● **Exercise goal**
Using the listing that follows, filter out every line lacking the string "Keyboard" and return the rest.
━━━━━━━━━━━━━━━━
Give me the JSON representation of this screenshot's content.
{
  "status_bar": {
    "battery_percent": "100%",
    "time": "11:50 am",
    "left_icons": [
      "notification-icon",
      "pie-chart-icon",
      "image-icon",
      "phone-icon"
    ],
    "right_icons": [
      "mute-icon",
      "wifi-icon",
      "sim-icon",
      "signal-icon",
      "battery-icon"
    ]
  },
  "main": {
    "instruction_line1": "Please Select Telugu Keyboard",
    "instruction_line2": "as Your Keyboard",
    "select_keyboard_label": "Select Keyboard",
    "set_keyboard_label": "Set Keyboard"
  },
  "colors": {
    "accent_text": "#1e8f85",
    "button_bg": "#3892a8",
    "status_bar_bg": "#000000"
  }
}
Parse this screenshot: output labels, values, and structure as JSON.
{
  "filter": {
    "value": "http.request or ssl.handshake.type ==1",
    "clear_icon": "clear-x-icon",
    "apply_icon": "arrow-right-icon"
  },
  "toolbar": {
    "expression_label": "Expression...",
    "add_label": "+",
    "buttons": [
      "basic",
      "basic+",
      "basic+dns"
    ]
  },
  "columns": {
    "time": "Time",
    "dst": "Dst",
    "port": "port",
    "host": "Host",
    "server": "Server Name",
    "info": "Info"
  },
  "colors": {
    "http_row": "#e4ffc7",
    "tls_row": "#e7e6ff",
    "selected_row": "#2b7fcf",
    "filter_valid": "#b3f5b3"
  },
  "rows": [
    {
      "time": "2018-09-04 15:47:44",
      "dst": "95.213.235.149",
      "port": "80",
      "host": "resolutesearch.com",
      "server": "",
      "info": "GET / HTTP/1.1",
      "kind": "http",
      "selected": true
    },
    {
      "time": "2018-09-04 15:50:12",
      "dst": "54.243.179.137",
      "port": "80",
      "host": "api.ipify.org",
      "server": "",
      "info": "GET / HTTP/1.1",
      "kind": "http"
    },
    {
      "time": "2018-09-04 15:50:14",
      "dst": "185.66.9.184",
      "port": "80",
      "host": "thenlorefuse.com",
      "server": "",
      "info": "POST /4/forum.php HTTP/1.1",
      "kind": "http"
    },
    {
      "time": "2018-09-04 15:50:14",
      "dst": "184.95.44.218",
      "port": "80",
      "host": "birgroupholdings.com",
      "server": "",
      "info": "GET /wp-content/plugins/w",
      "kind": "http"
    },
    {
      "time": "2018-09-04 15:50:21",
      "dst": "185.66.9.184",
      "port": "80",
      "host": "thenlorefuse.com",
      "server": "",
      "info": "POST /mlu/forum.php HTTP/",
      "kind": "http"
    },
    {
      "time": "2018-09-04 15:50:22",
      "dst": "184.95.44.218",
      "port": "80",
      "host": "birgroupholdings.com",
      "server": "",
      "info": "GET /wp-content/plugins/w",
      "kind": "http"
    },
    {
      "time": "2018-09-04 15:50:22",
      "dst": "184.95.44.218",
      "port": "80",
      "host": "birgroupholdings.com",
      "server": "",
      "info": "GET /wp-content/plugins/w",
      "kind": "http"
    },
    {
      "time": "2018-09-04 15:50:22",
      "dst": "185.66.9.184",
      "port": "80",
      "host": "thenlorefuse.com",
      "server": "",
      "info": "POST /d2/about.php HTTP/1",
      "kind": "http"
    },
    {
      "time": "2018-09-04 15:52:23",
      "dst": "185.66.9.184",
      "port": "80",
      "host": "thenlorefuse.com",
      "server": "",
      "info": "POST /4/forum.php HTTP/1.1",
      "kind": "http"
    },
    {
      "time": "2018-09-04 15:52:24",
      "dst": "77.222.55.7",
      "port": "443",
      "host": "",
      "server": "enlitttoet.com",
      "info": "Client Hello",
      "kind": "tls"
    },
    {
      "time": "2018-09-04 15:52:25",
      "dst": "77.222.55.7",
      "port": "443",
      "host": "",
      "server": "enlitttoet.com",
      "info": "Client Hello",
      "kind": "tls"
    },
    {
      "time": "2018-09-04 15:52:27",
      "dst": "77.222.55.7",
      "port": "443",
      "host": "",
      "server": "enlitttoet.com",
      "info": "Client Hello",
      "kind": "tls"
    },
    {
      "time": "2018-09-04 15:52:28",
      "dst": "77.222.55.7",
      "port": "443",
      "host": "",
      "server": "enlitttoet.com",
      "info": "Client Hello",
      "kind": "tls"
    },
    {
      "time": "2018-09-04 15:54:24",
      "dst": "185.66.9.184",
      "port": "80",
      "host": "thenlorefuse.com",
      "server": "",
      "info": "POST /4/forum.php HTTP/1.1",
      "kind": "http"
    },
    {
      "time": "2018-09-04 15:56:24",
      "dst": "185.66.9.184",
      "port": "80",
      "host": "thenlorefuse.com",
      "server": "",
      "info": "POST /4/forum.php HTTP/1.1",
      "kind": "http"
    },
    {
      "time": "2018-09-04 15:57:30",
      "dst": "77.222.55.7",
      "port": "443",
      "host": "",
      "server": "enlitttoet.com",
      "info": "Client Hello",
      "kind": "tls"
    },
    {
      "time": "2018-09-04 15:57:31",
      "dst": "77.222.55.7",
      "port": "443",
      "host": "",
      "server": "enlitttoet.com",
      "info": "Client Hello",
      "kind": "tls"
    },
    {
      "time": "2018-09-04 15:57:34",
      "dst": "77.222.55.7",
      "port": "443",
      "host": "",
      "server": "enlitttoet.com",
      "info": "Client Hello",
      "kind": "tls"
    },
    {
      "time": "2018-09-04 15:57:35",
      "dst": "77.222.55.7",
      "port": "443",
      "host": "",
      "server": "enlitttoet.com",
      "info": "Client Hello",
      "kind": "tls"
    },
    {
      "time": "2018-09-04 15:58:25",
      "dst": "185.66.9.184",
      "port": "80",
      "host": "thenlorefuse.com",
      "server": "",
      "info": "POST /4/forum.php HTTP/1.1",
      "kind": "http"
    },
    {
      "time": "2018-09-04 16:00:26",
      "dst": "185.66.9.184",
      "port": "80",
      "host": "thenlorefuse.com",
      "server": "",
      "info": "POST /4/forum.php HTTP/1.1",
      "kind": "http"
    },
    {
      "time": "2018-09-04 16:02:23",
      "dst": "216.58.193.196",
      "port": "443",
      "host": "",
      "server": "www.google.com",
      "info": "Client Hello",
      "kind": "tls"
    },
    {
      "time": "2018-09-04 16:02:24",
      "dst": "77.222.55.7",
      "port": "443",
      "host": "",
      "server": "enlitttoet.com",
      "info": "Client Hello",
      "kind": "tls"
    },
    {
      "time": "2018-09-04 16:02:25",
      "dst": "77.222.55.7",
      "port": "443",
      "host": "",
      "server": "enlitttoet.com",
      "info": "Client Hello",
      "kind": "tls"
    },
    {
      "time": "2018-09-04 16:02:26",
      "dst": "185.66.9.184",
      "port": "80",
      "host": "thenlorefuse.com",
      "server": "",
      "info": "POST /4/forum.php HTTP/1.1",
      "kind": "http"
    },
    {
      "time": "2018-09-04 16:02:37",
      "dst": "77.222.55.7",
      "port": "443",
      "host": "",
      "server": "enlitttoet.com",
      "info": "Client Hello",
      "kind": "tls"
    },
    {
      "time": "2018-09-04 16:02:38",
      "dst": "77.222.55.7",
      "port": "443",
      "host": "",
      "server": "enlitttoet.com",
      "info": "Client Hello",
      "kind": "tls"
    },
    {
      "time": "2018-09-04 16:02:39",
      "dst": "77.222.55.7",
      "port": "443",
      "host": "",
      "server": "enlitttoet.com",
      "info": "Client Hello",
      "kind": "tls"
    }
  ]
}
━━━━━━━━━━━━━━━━
● **Exercise solution**
    "instruction_line1": "Please Select Telugu Keyboard",
    "instruction_line2": "as Your Keyboard",
    "select_keyboard_label": "Select Keyboard",
    "set_keyboard_label": "Set Keyboard"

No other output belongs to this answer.